Now -- since I also think that as every human life is sacred, even the nasty ones, the Australians convicted of drug-running in Indonesia must not be executed -- would anyone else like a go?
Of course, not everyone will share the Christian premise on which these arguments are based.
But if Christianity is irrelevant, why should anyone get angry?
Which leads me back to The Victory of Reason.
It has has angered many people in the US and looks set to do the same here by proving that not just the health of civilisation, but its very existence of civilisation depends on Christian faith.
Stark is no bible-thumper. He's a Baylor University professor of social sciences and a Berkeley graduate.
His earlier work -- using secular data -- explained how Christianity took over the Roman empire in pagan times through its superior values.
"Christianity created Western civilisation," he authoritatively asserts.
"Without a theology committed to reason, progress and moral equality, today the entire world would be about where non-European societies were in, say, 1800: a world with many despots, lacking universities, banks, factories, eyeglasses, chimneys and pianos."
Christianity is such an obvious story of civilisational success that you wonder why so many refuse to believe it.
As Stark says, rather than accepting the facts, many people now prefer to think Christianity has contributed nothing to civilisation except intolerance.
Of course, it's widely believed that, for centuries Muslim Arab civilisation kept the flames of civilisation burning while medieval Christian Europeans languished in the mud.
Stark upends that belief.
Yes, he says, Islamic scholars kept ancient Greek and Roman learning alive, but their culture didn't do anything progressive with it.
It was the "ignorant" Westerners, steeped in Christian theology, who developed the power of reason and applied it to making the world a better place.
Stark says the so-called Dark Ages of Europe are, in fact, a myth.
The Dark Ages were actually bright.
It was in this period that our modern ideas of the separation of church and state, non-hereditary and elected government, personal freedom, property rights and capitalism were born.
Stark lists some crucial Christian inventions of these "Dark Ages", including clocks and bells, deep-earth ploughs which created northern European agriculture and effective cannons which transformed warfare.
European "round" ships, and compasses, which could tell direction at sea, enabled international transport, communication and travel.
Meanwhile, Christian ideas about personal freedom and individual rights also caused the abolition of slavery and the enshrining of property rights for the first time in the Magna Carta, without which, Anglo capitalism could never have developed.

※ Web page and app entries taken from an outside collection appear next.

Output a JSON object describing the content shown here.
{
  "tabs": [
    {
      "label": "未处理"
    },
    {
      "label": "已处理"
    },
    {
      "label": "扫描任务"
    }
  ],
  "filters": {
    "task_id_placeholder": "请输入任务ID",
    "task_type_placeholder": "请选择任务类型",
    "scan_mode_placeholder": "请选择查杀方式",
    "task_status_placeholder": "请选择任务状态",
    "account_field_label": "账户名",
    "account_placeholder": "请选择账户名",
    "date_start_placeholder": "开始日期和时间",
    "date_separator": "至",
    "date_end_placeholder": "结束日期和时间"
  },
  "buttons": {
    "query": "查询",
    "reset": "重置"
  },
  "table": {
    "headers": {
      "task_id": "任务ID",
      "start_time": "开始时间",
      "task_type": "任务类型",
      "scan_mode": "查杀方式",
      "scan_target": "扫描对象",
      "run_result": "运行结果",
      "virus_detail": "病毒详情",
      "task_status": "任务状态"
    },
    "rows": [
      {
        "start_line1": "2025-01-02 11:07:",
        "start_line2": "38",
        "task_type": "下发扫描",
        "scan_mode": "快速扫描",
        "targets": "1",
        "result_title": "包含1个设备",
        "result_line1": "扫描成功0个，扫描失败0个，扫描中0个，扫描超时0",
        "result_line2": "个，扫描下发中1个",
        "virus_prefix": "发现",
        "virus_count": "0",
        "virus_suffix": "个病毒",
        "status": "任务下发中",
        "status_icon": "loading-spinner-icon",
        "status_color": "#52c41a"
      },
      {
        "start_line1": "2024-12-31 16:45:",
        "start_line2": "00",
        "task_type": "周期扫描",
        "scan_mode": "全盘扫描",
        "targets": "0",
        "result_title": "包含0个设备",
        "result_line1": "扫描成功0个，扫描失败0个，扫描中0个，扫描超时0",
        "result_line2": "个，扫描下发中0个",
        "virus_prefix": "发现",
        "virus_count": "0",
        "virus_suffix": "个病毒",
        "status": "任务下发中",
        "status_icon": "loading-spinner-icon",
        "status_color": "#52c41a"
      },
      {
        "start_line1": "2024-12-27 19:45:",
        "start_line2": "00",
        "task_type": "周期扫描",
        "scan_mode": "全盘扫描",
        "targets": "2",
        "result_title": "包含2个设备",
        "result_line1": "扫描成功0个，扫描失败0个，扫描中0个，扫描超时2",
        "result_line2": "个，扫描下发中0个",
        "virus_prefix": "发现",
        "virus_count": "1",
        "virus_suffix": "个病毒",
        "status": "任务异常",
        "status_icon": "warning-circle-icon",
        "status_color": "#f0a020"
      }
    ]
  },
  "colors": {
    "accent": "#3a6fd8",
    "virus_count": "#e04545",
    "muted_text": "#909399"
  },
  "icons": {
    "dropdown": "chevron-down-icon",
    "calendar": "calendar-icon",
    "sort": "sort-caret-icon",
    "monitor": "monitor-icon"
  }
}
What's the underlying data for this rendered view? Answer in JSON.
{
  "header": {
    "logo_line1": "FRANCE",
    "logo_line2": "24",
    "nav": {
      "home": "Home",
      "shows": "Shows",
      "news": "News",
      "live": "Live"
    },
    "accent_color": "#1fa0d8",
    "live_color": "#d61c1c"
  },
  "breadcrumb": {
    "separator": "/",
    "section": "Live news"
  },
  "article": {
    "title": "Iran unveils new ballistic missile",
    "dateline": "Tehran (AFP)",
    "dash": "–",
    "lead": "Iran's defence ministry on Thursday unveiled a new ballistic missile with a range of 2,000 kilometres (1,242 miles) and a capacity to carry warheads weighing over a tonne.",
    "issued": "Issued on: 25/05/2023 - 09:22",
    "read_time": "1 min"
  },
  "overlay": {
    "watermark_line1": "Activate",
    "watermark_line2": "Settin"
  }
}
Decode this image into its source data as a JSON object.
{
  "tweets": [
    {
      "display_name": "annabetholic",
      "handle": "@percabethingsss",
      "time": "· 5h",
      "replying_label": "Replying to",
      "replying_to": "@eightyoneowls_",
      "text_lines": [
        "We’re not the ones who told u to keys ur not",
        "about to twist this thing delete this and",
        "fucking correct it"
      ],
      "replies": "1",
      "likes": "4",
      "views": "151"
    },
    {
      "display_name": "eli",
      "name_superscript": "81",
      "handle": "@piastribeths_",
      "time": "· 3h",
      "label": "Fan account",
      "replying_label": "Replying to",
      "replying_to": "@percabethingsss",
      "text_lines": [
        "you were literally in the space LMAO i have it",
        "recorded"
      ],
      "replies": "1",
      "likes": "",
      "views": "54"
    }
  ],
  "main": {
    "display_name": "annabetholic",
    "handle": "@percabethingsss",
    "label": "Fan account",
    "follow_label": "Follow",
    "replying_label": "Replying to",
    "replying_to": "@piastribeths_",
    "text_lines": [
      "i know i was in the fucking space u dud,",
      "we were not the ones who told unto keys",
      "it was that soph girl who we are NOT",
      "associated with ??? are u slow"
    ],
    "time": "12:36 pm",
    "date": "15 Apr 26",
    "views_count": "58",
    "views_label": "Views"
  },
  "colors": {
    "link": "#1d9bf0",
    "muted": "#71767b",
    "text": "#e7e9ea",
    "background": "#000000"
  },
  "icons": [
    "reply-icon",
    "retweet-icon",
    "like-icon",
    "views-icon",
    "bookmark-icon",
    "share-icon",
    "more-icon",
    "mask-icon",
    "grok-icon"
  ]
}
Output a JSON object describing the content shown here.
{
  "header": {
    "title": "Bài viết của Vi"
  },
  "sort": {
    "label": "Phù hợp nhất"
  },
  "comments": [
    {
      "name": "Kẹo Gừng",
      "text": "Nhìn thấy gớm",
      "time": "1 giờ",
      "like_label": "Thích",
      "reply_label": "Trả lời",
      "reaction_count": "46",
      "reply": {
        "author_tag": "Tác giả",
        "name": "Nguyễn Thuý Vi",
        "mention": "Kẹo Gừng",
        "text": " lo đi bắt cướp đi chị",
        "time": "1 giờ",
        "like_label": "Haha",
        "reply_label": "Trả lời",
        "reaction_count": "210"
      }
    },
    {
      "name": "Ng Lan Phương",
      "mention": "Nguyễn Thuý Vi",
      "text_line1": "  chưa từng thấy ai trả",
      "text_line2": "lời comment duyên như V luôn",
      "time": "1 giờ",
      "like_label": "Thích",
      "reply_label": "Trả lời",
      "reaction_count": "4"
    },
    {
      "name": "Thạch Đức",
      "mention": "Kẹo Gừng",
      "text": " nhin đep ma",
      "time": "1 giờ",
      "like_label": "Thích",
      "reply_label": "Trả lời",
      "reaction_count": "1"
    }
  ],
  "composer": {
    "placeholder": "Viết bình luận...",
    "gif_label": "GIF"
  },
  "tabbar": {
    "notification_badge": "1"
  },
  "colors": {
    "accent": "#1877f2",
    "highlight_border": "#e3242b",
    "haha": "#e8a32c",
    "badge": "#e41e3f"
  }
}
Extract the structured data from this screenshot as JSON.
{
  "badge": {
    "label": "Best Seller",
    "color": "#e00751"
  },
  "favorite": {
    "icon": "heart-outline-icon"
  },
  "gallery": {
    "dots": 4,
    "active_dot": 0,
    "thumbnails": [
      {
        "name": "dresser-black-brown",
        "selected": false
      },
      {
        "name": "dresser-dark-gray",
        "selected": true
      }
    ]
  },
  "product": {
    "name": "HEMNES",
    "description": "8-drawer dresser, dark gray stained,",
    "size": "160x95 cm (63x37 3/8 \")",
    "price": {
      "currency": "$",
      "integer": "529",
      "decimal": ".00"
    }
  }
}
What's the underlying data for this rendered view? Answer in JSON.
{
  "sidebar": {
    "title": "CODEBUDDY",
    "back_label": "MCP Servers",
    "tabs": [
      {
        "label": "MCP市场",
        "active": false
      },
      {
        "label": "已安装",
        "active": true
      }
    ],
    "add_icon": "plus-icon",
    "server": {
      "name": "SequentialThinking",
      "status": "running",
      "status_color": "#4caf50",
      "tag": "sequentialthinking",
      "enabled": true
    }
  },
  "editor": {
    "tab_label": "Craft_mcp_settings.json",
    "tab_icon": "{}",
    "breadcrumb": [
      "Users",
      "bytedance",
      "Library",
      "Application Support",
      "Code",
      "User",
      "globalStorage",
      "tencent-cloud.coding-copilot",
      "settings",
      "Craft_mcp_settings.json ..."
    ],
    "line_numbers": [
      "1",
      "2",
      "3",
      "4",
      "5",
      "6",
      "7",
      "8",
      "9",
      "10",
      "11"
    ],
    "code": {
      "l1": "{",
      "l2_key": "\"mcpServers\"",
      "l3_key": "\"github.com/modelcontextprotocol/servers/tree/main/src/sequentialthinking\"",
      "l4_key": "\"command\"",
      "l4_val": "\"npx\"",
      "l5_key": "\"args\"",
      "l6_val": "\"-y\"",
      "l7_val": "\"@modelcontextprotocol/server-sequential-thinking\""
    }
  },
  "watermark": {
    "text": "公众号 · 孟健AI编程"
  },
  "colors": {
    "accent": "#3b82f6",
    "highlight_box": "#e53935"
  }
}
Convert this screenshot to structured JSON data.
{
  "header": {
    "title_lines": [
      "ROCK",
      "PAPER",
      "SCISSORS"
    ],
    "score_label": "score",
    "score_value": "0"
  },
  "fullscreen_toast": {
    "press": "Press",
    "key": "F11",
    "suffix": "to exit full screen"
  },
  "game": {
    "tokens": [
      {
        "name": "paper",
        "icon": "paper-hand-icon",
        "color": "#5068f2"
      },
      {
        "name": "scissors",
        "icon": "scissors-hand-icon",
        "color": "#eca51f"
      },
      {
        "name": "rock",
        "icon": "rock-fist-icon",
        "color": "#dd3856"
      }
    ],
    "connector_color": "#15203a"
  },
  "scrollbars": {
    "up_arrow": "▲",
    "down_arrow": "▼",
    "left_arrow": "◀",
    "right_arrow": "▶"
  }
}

And it wasn't the later Protestant Dutch and English who invented goodies like capitalism and representative government, Stark proves.
It was the medieval Catholics of Venice, Genoa and other Italian city-states.
They did it by electing their town councils and pioneering modern manufacturing industries.
Today, Africans and Asians, including Chinese Communists, are converting to Christianity in vast numbers.
And Stark says it's not just for existential satisfaction but because of Christianity's appeal to reason and its inseparable link to the rise of the West.
"For many non-Europeans, becoming a Christian is intrinsic to becoming modern," Stark writes.
S TARK ends his revolutionary volume with a recent quote from a Chinese scholar who concluded it was not military, political or economic causes, but rather a religious one which explained the pre-eminence of the West throughout the world today.
"The heart of your culture is your religion -- Christianity. "That is why the West is so powerful," he writes.
Our society will remain a progressive and desirable place to live to the extent that it remains fundamentally Christian.